“Because of people like this, everyone suffers,” one commenter wrote.
Efforts to contain another outbreak by tracking down and testing those who may have been infected — a hallmark of South Korea’s virus response — have run up against fears in the LGBTQ community that they can be discriminated against at work or face strife within their families.
South Korea has a vocal Christian right that denounces and campaigns against homosexuality, to the point of violent clashes at pride parades around the country.
Chingusai, a rights group for gay men, issued a statement saying media headlines had made containing the outbreak all the more difficult.
“This type of reporting will only serve to create anxiety and fear about being outed and discourage those who have been in contact with the infected, making them hide,” the group said. “Getting tested proves they were there and in effect reveals their sexual orientation, making it harder to get their cooperation.”
The recent spike in cases laid bare the double-edged nature of South Korea’s approach of radical transparency, which errs on the side of disclosing detailed information about those infected. While the policy enabled the country to get a swift handle on containing the virus’ spread, a response that has received worldwide acclaim, the information released about infected patients’ whereabouts and personal facts have occasionally led to the public shaming of “super-spreaders.” Such pressure may discourage people from seeking out testing.

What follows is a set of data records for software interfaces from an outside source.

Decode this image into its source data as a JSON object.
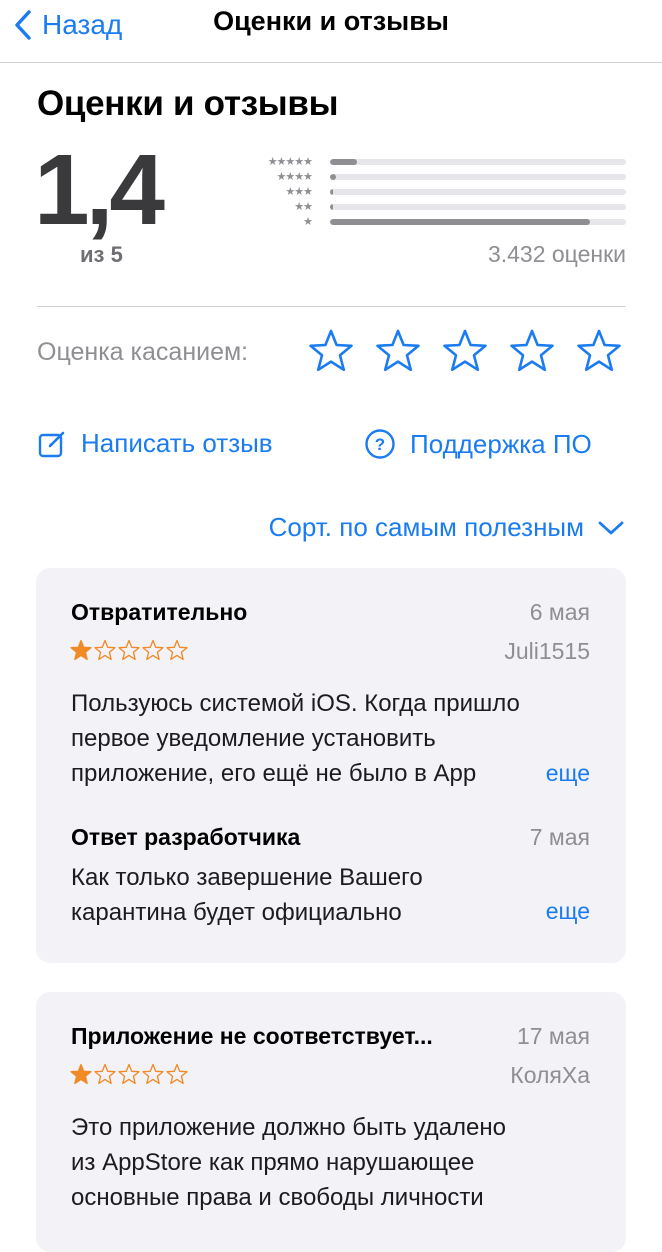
{
  "nav": {
    "back_label": "Назад",
    "title": "Оценки и отзывы"
  },
  "ratings": {
    "section_title": "Оценки и отзывы",
    "average": "1,4",
    "out_of": "из 5",
    "count": "3.432 оценки",
    "distribution": [
      {
        "stars": "★★★★★",
        "fraction": 0.09
      },
      {
        "stars": "★★★★",
        "fraction": 0.02
      },
      {
        "stars": "★★★",
        "fraction": 0.01
      },
      {
        "stars": "★★",
        "fraction": 0.01
      },
      {
        "stars": "★",
        "fraction": 0.88
      }
    ]
  },
  "tap_rate": {
    "label": "Оценка касанием:",
    "stars": 5
  },
  "actions": {
    "write_review": "Написать отзыв",
    "support": "Поддержка ПО"
  },
  "sort": {
    "label": "Сорт. по самым полезным"
  },
  "reviews": [
    {
      "title": "Отвратительно",
      "date": "6 мая",
      "author": "Juli1515",
      "rating": 1,
      "body_lines": [
        "Пользуюсь системой iOS. Когда пришло",
        "первое уведомление установить",
        "приложение, его ещё не было в App"
      ],
      "more": "еще",
      "developer_response": {
        "title": "Ответ разработчика",
        "date": "7 мая",
        "body_lines": [
          "Как только завершение Вашего",
          "карантина будет официально"
        ],
        "more": "еще"
      }
    },
    {
      "title": "Приложение не соответствует...",
      "date": "17 мая",
      "author": "КоляХа",
      "rating": 1,
      "body_lines": [
        "Это приложение должно быть удалено",
        "из AppStore как прямо нарушающее",
        "основные права и свободы личности"
      ]
    }
  ],
  "colors": {
    "accent": "#1a7cf0",
    "star_filled": "#f08a24",
    "card_bg": "#f2f2f7",
    "secondary_text": "#8e8e93"
  }
}
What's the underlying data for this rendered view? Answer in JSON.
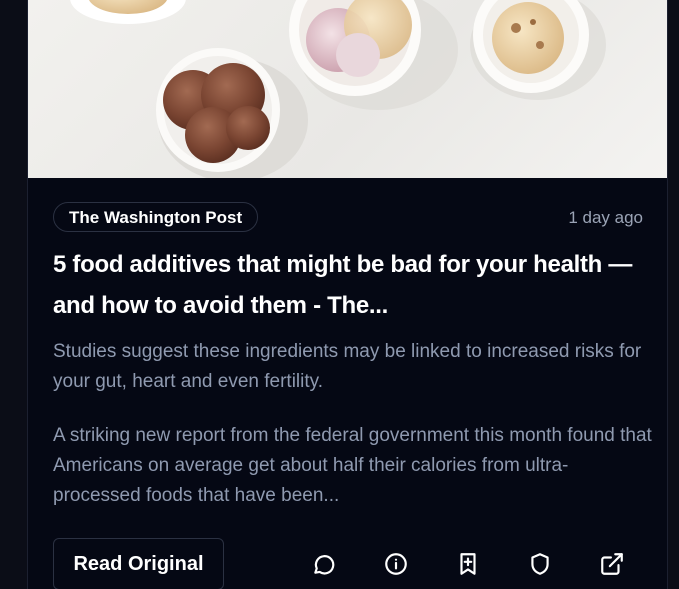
{
  "article": {
    "source": "The Washington Post",
    "time_ago": "1 day ago",
    "title": "5 food additives that might be bad for your health — and how to avoid them - The...",
    "subtitle": "Studies suggest these ingredients may be linked to increased risks for your gut, heart and even fertility.",
    "excerpt": "A striking new report from the federal government this month found that Americans on average get about half their calories from ultra-processed foods that have been..."
  },
  "actions": {
    "read_original_label": "Read Original",
    "icons": [
      "comment-icon",
      "info-icon",
      "bookmark-add-icon",
      "shield-icon",
      "external-link-icon"
    ]
  },
  "colors": {
    "card_background": "#050814",
    "text_primary": "#ffffff",
    "text_secondary": "#8f9ab0",
    "border": "#2b3142"
  }
}
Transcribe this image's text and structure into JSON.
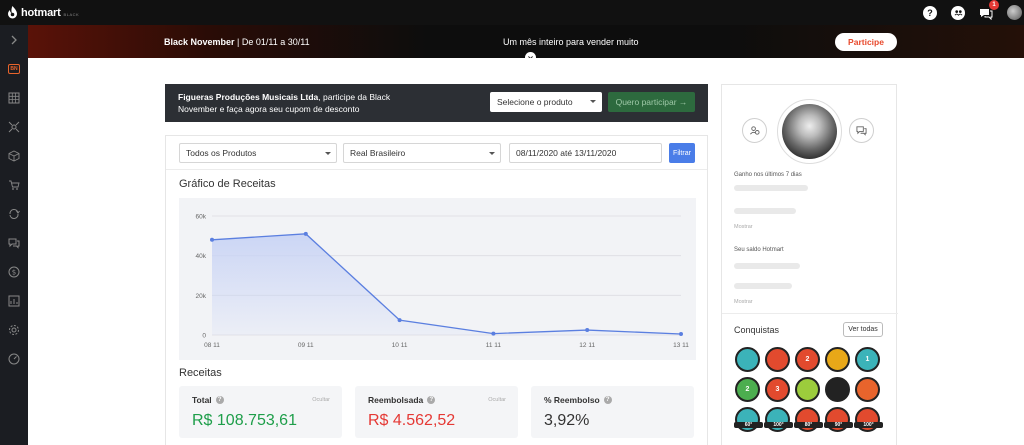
{
  "topbar": {
    "brand": "hotmart",
    "brand_sub": "BLACK",
    "notification_count": "1"
  },
  "banner": {
    "event_name": "Black November",
    "dates": " | De 01/11 a 30/11",
    "tagline": "Um mês inteiro para vender muito",
    "cta": "Participe"
  },
  "promo": {
    "company": "Figueras Produções Musicais Ltda",
    "message": ", participe da Black November e faça agora seu cupom de desconto",
    "select_placeholder": "Selecione o produto",
    "button": "Quero participar →"
  },
  "filters": {
    "product": "Todos os Produtos",
    "currency": "Real Brasileiro",
    "date_range": "08/11/2020 até 13/11/2020",
    "filter_button": "Filtrar"
  },
  "revenue_chart_title": "Gráfico de Receitas",
  "chart_data": {
    "type": "area",
    "categories": [
      "08 11",
      "09 11",
      "10 11",
      "11 11",
      "12 11",
      "13 11"
    ],
    "values": [
      48000,
      51000,
      7500,
      700,
      2500,
      500
    ],
    "y_ticks": [
      "0",
      "20k",
      "40k",
      "60k"
    ],
    "ylim": [
      0,
      60000
    ],
    "grid": true,
    "colors": {
      "line": "#5b7fe0",
      "fill": "#c9d4f5"
    }
  },
  "receitas": {
    "title": "Receitas",
    "hide_label": "Ocultar",
    "cards": [
      {
        "label": "Total",
        "value": "R$ 108.753,61",
        "color": "#1e9e4a"
      },
      {
        "label": "Reembolsada",
        "value": "R$ 4.562,52",
        "color": "#e53935"
      },
      {
        "label": "% Reembolso",
        "value": "3,92%",
        "color": "#333333"
      }
    ]
  },
  "profile": {
    "earned_label": "Ganho nos últimos 7 dias",
    "show_label": "Mostrar",
    "balance_label": "Seu saldo Hotmart",
    "achievements_title": "Conquistas",
    "see_all": "Ver todas",
    "badges": [
      {
        "text": "",
        "color": "#3bb3b9",
        "icon": "check-badge-icon"
      },
      {
        "text": "",
        "color": "#e24a2e",
        "icon": "crown-badge-icon"
      },
      {
        "text": "2",
        "color": "#e24a2e",
        "icon": "rank-2-badge-icon"
      },
      {
        "text": "",
        "color": "#e8a818",
        "icon": "trophy-badge-icon"
      },
      {
        "text": "1",
        "color": "#3bb3b9",
        "icon": "rank-1-badge-icon"
      },
      {
        "text": "2",
        "color": "#4cae4f",
        "icon": "rank-2-green-badge-icon"
      },
      {
        "text": "3",
        "color": "#e24a2e",
        "icon": "rank-3-badge-icon"
      },
      {
        "text": "",
        "color": "#9ccc3c",
        "icon": "glasses-badge-icon"
      },
      {
        "text": "",
        "color": "#222222",
        "icon": "ninja-badge-icon"
      },
      {
        "text": "",
        "color": "#e8642c",
        "icon": "fire-badge-icon"
      },
      {
        "text": "",
        "color": "#3bb3b9",
        "icon": "60-badge-icon",
        "ribbon": "60°"
      },
      {
        "text": "",
        "color": "#3bb3b9",
        "icon": "100-teal-badge-icon",
        "ribbon": "100°"
      },
      {
        "text": "",
        "color": "#e24a2e",
        "icon": "80-badge-icon",
        "ribbon": "80°"
      },
      {
        "text": "",
        "color": "#e24a2e",
        "icon": "90-badge-icon",
        "ribbon": "90°"
      },
      {
        "text": "",
        "color": "#e24a2e",
        "icon": "100-red-badge-icon",
        "ribbon": "100°"
      }
    ]
  }
}
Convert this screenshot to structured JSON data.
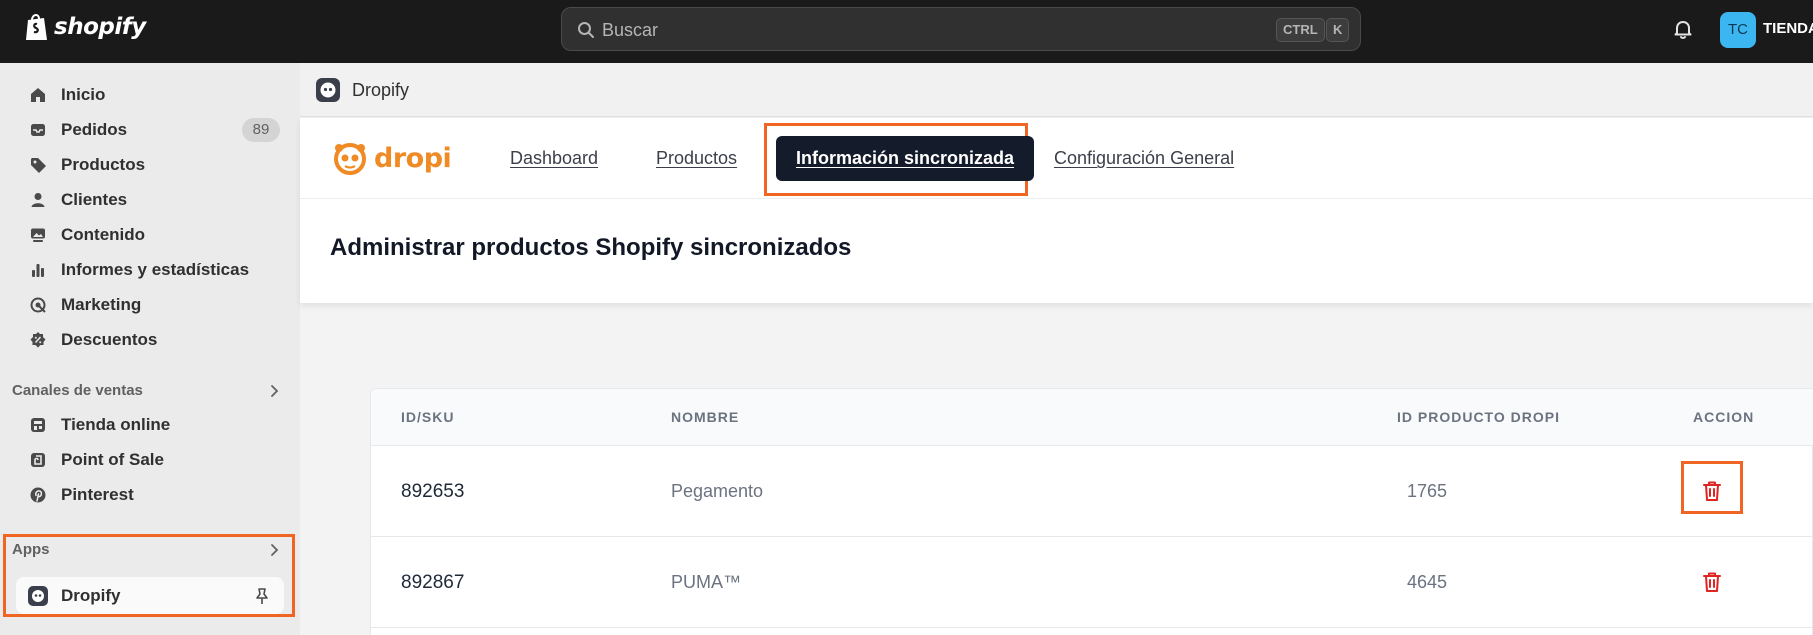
{
  "topbar": {
    "brand": "shopify",
    "search_placeholder": "Buscar",
    "shortcut_ctrl": "CTRL",
    "shortcut_k": "K",
    "avatar_initials": "TC",
    "store_name": "TIENDA"
  },
  "sidebar": {
    "items": [
      {
        "label": "Inicio",
        "icon": "home-icon"
      },
      {
        "label": "Pedidos",
        "icon": "inbox-icon",
        "badge": "89"
      },
      {
        "label": "Productos",
        "icon": "tag-icon"
      },
      {
        "label": "Clientes",
        "icon": "person-icon"
      },
      {
        "label": "Contenido",
        "icon": "image-icon"
      },
      {
        "label": "Informes y estadísticas",
        "icon": "bar-chart-icon"
      },
      {
        "label": "Marketing",
        "icon": "target-icon"
      },
      {
        "label": "Descuentos",
        "icon": "discount-icon"
      }
    ],
    "sales_channels_title": "Canales de ventas",
    "sales_channels": [
      {
        "label": "Tienda online",
        "icon": "store-icon"
      },
      {
        "label": "Point of Sale",
        "icon": "pos-icon"
      },
      {
        "label": "Pinterest",
        "icon": "pinterest-icon"
      }
    ],
    "apps_title": "Apps",
    "apps": [
      {
        "label": "Dropify",
        "icon": "dropify-icon"
      }
    ]
  },
  "app_header": {
    "title": "Dropify"
  },
  "dropi": {
    "logo_text": "dropi",
    "tabs": [
      {
        "label": "Dashboard"
      },
      {
        "label": "Productos"
      },
      {
        "label": "Información sincronizada",
        "active": true
      },
      {
        "label": "Configuración General"
      }
    ],
    "page_title": "Administrar productos Shopify sincronizados"
  },
  "table": {
    "columns": [
      "ID/SKU",
      "NOMBRE",
      "ID PRODUCTO DROPI",
      "ACCION"
    ],
    "rows": [
      {
        "sku": "892653",
        "name": "Pegamento",
        "dropi_id": "1765"
      },
      {
        "sku": "892867",
        "name": "PUMA™",
        "dropi_id": "4645"
      }
    ]
  },
  "colors": {
    "accent_highlight": "#f06522",
    "dropi_orange": "#f08a24",
    "active_tab_bg": "#141b2b",
    "delete_red": "#e02424"
  }
}
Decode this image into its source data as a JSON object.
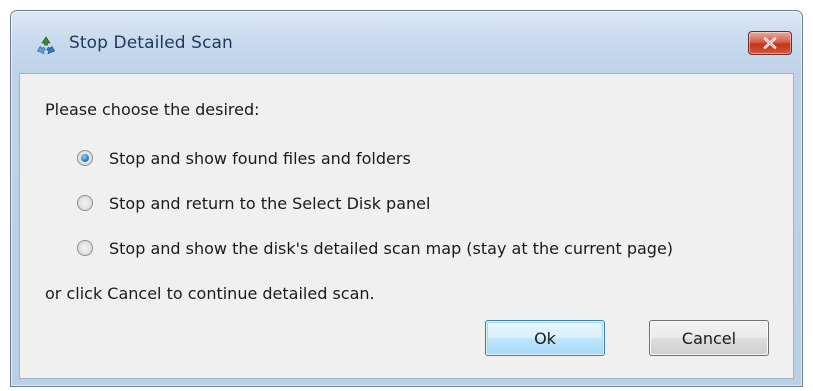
{
  "window": {
    "title": "Stop Detailed Scan",
    "app_icon": "recycle-icon",
    "close_icon": "close-icon"
  },
  "dialog": {
    "prompt": "Please choose the desired:",
    "options": [
      {
        "label": "Stop and show found files and folders",
        "checked": true
      },
      {
        "label": "Stop and return to the Select Disk panel",
        "checked": false
      },
      {
        "label": "Stop and show the disk's detailed scan map (stay at the current page)",
        "checked": false
      }
    ],
    "cancel_note": "or click Cancel to continue detailed scan."
  },
  "buttons": {
    "ok_label": "Ok",
    "cancel_label": "Cancel"
  },
  "colors": {
    "title_text": "#1e395b",
    "close_button": "#c7432a",
    "radio_dot": "#2d8ad6",
    "ok_button_highlight": "#bee6fd",
    "client_background": "#f0f0f0"
  }
}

It was through early, efficient and widespread contact tracing and testing that South Korea curtailed its domestic outbreak despite having the first rapid surge of cases outside China. As of Tuesday, the country had just under 11,000 coronavirus cases and 258 deaths total, despite having had the first case on the same day as the U.S. — on Tuesday alone, the U.S. had more than 18,000 new cases and more than 1,000 deaths.
The Seoul chapter of the rights group Amnesty International on Tuesday cautioned against violating the rights of sexual minorities and lambasted a newspaper for highlighting that a gay club was part of the outbreak when the fact wasn’t relevant to the story. The paper, Kukmin Ilbo, later changed its headline to remove the words “gay club” after receiving criticism.
“Branding and fomenting hatred against a certain group is the biggest obstacle to effective disease prevention,” Amnesty International said in the statement. “Disease prevention and guaranteeing human rights isn’t a binary choice.”
Seoul Mayor Park Won-soon said Tuesday that those who may be reluctant to come forward will be allowed to get tested by providing only their phone numbers, without giving their names. Even though the clubs kept self-reported logs of customers, authorities said much of the information listed wasn’t accurate.
Park said epidemiological investigators had obtained a list of more than 10,000 individuals who were in the Itaewon area during the dates in question based on cell tower information, as well as an additional 494 based on credit card data, and sent out text messages urging them to get tested.
“Exclusion and hatred don’t help at all in the fight against an epidemic,” he said. “The increased censure and hateful expressions aren’t advisable and will actually have the reverse effect.”